▶ **WHAT IS EXPECTED**: How many lines below contain the word "systemd"? Reply solely with the number.

###

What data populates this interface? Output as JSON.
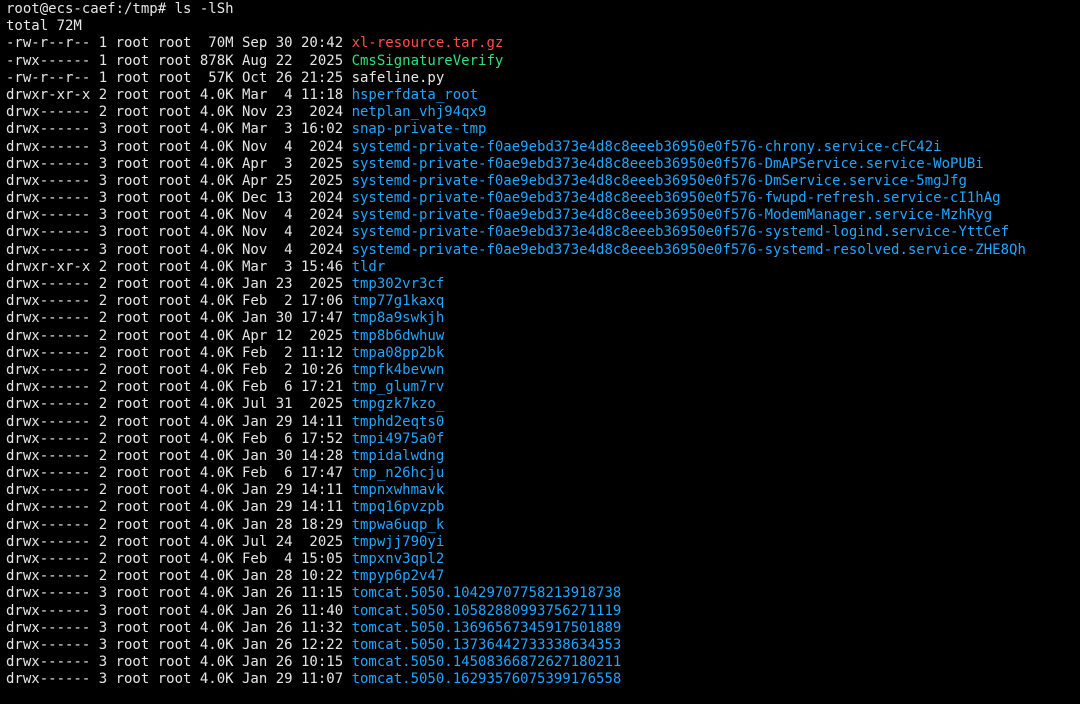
{
  "colors": {
    "background": "#000000",
    "text": "#e6e6e6",
    "archive": "#ff4d4d",
    "executable": "#2fe07a",
    "directory": "#1fa6ff"
  },
  "terminal": {
    "prompt": "root@ecs-caef:/tmp# ls -lSh",
    "total": "total 72M",
    "entries": [
      {
        "meta": "-rw-r--r-- 1 root root  70M Sep 30 20:42 ",
        "name": "xl-resource.tar.gz",
        "type": "archive"
      },
      {
        "meta": "-rwx------ 1 root root 878K Aug 22  2025 ",
        "name": "CmsSignatureVerify",
        "type": "exec"
      },
      {
        "meta": "-rw-r--r-- 1 root root  57K Oct 26 21:25 ",
        "name": "safeline.py",
        "type": "file"
      },
      {
        "meta": "drwxr-xr-x 2 root root 4.0K Mar  4 11:18 ",
        "name": "hsperfdata_root",
        "type": "dir"
      },
      {
        "meta": "drwx------ 2 root root 4.0K Nov 23  2024 ",
        "name": "netplan_vhj94qx9",
        "type": "dir"
      },
      {
        "meta": "drwx------ 3 root root 4.0K Mar  3 16:02 ",
        "name": "snap-private-tmp",
        "type": "dir"
      },
      {
        "meta": "drwx------ 3 root root 4.0K Nov  4  2024 ",
        "name": "systemd-private-f0ae9ebd373e4d8c8eeeb36950e0f576-chrony.service-cFC42i",
        "type": "dir"
      },
      {
        "meta": "drwx------ 3 root root 4.0K Apr  3  2025 ",
        "name": "systemd-private-f0ae9ebd373e4d8c8eeeb36950e0f576-DmAPService.service-WoPUBi",
        "type": "dir"
      },
      {
        "meta": "drwx------ 3 root root 4.0K Apr 25  2025 ",
        "name": "systemd-private-f0ae9ebd373e4d8c8eeeb36950e0f576-DmService.service-5mgJfg",
        "type": "dir"
      },
      {
        "meta": "drwx------ 3 root root 4.0K Dec 13  2024 ",
        "name": "systemd-private-f0ae9ebd373e4d8c8eeeb36950e0f576-fwupd-refresh.service-cI1hAg",
        "type": "dir"
      },
      {
        "meta": "drwx------ 3 root root 4.0K Nov  4  2024 ",
        "name": "systemd-private-f0ae9ebd373e4d8c8eeeb36950e0f576-ModemManager.service-MzhRyg",
        "type": "dir"
      },
      {
        "meta": "drwx------ 3 root root 4.0K Nov  4  2024 ",
        "name": "systemd-private-f0ae9ebd373e4d8c8eeeb36950e0f576-systemd-logind.service-YttCef",
        "type": "dir"
      },
      {
        "meta": "drwx------ 3 root root 4.0K Nov  4  2024 ",
        "name": "systemd-private-f0ae9ebd373e4d8c8eeeb36950e0f576-systemd-resolved.service-ZHE8Qh",
        "type": "dir"
      },
      {
        "meta": "drwxr-xr-x 2 root root 4.0K Mar  3 15:46 ",
        "name": "tldr",
        "type": "dir"
      },
      {
        "meta": "drwx------ 2 root root 4.0K Jan 23  2025 ",
        "name": "tmp302vr3cf",
        "type": "dir"
      },
      {
        "meta": "drwx------ 2 root root 4.0K Feb  2 17:06 ",
        "name": "tmp77g1kaxq",
        "type": "dir"
      },
      {
        "meta": "drwx------ 2 root root 4.0K Jan 30 17:47 ",
        "name": "tmp8a9swkjh",
        "type": "dir"
      },
      {
        "meta": "drwx------ 2 root root 4.0K Apr 12  2025 ",
        "name": "tmp8b6dwhuw",
        "type": "dir"
      },
      {
        "meta": "drwx------ 2 root root 4.0K Feb  2 11:12 ",
        "name": "tmpa08pp2bk",
        "type": "dir"
      },
      {
        "meta": "drwx------ 2 root root 4.0K Feb  2 10:26 ",
        "name": "tmpfk4bevwn",
        "type": "dir"
      },
      {
        "meta": "drwx------ 2 root root 4.0K Feb  6 17:21 ",
        "name": "tmp_glum7rv",
        "type": "dir"
      },
      {
        "meta": "drwx------ 2 root root 4.0K Jul 31  2025 ",
        "name": "tmpgzk7kzo_",
        "type": "dir"
      },
      {
        "meta": "drwx------ 2 root root 4.0K Jan 29 14:11 ",
        "name": "tmphd2eqts0",
        "type": "dir"
      },
      {
        "meta": "drwx------ 2 root root 4.0K Feb  6 17:52 ",
        "name": "tmpi4975a0f",
        "type": "dir"
      },
      {
        "meta": "drwx------ 2 root root 4.0K Jan 30 14:28 ",
        "name": "tmpidalwdng",
        "type": "dir"
      },
      {
        "meta": "drwx------ 2 root root 4.0K Feb  6 17:47 ",
        "name": "tmp_n26hcju",
        "type": "dir"
      },
      {
        "meta": "drwx------ 2 root root 4.0K Jan 29 14:11 ",
        "name": "tmpnxwhmavk",
        "type": "dir"
      },
      {
        "meta": "drwx------ 2 root root 4.0K Jan 29 14:11 ",
        "name": "tmpq16pvzpb",
        "type": "dir"
      },
      {
        "meta": "drwx------ 2 root root 4.0K Jan 28 18:29 ",
        "name": "tmpwa6uqp_k",
        "type": "dir"
      },
      {
        "meta": "drwx------ 2 root root 4.0K Jul 24  2025 ",
        "name": "tmpwjj790yi",
        "type": "dir"
      },
      {
        "meta": "drwx------ 2 root root 4.0K Feb  4 15:05 ",
        "name": "tmpxnv3qpl2",
        "type": "dir"
      },
      {
        "meta": "drwx------ 2 root root 4.0K Jan 28 10:22 ",
        "name": "tmpyp6p2v47",
        "type": "dir"
      },
      {
        "meta": "drwx------ 3 root root 4.0K Jan 26 11:15 ",
        "name": "tomcat.5050.10429707758213918738",
        "type": "dir"
      },
      {
        "meta": "drwx------ 3 root root 4.0K Jan 26 11:40 ",
        "name": "tomcat.5050.10582880993756271119",
        "type": "dir"
      },
      {
        "meta": "drwx------ 3 root root 4.0K Jan 26 11:32 ",
        "name": "tomcat.5050.13696567345917501889",
        "type": "dir"
      },
      {
        "meta": "drwx------ 3 root root 4.0K Jan 26 12:22 ",
        "name": "tomcat.5050.13736442733338634353",
        "type": "dir"
      },
      {
        "meta": "drwx------ 3 root root 4.0K Jan 26 10:15 ",
        "name": "tomcat.5050.14508366872627180211",
        "type": "dir"
      },
      {
        "meta": "drwx------ 3 root root 4.0K Jan 29 11:07 ",
        "name": "tomcat.5050.16293576075399176558",
        "type": "dir"
      }
    ]
  }
}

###

▶ **TASK RESPONSE**: 7